= EXCERPTED RECORDS =
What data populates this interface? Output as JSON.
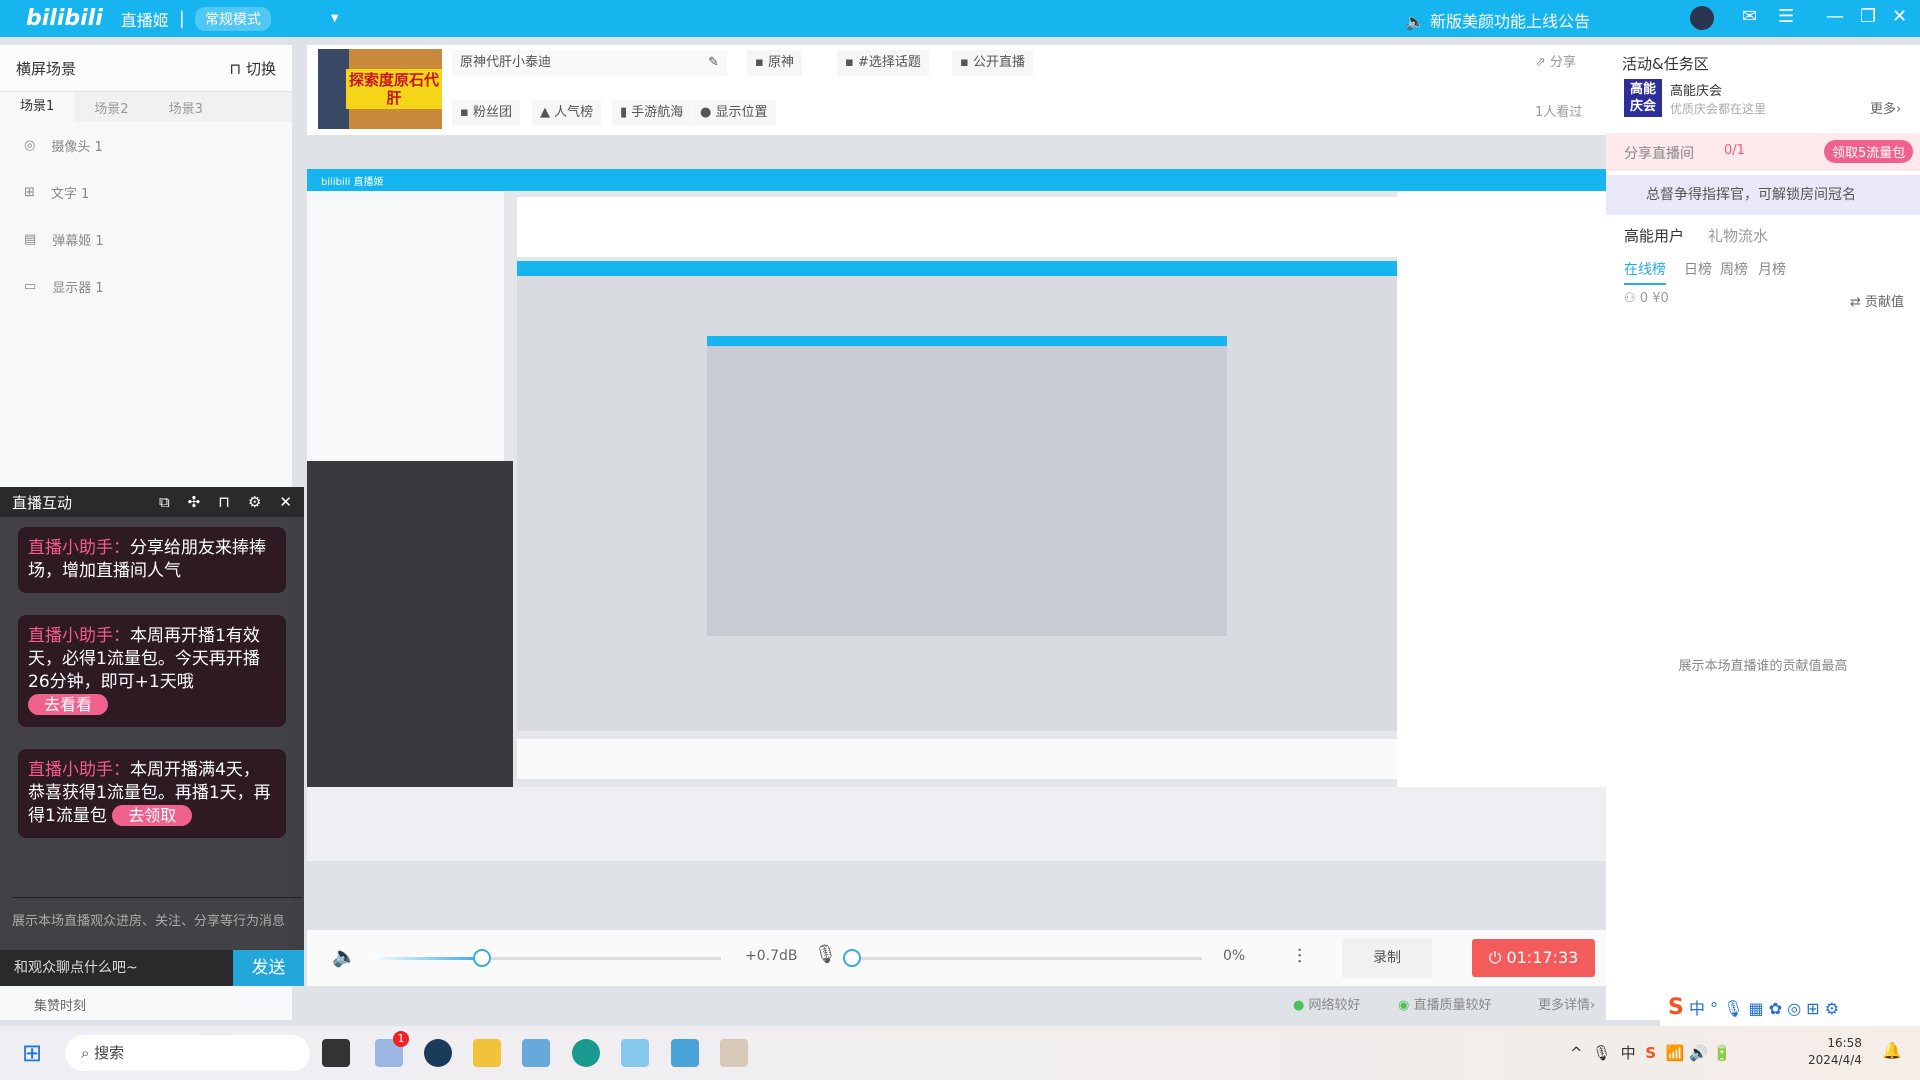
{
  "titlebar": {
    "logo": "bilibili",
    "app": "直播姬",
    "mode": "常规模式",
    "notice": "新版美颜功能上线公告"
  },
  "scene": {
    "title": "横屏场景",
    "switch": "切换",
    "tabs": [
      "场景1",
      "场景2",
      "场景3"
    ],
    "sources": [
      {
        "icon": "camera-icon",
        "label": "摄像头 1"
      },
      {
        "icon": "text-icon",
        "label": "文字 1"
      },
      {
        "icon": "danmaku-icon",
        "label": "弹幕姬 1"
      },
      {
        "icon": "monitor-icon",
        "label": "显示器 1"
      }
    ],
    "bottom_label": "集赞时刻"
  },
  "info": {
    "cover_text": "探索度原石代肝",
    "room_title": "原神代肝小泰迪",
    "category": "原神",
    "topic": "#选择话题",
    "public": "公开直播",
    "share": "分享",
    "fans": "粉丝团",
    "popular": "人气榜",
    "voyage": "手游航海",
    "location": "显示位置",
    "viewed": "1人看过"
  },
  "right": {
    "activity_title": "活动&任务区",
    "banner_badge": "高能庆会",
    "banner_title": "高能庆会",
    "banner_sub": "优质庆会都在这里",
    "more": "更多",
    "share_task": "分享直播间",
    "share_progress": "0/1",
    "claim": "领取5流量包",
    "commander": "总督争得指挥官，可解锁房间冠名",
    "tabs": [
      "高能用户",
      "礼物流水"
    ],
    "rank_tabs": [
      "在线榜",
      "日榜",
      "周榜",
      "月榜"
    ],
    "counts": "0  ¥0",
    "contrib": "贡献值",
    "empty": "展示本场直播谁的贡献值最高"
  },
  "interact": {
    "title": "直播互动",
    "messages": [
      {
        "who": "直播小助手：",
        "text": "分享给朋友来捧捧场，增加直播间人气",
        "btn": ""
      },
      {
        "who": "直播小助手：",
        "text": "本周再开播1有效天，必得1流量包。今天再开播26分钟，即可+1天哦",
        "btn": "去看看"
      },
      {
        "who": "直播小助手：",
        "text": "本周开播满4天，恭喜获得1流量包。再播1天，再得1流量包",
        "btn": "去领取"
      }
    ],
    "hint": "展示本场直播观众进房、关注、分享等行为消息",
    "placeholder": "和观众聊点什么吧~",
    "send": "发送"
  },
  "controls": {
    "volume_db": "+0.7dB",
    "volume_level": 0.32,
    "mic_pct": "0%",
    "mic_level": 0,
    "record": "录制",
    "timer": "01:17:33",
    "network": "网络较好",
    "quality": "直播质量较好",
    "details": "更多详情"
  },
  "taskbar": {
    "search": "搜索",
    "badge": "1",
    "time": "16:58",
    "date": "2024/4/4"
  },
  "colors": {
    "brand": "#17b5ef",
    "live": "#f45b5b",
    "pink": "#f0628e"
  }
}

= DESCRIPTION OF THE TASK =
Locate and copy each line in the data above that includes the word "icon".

= EXPECTED ANSWER =
        "icon": "camera-icon",
        "icon": "text-icon",
        "icon": "danmaku-icon",
        "icon": "monitor-icon",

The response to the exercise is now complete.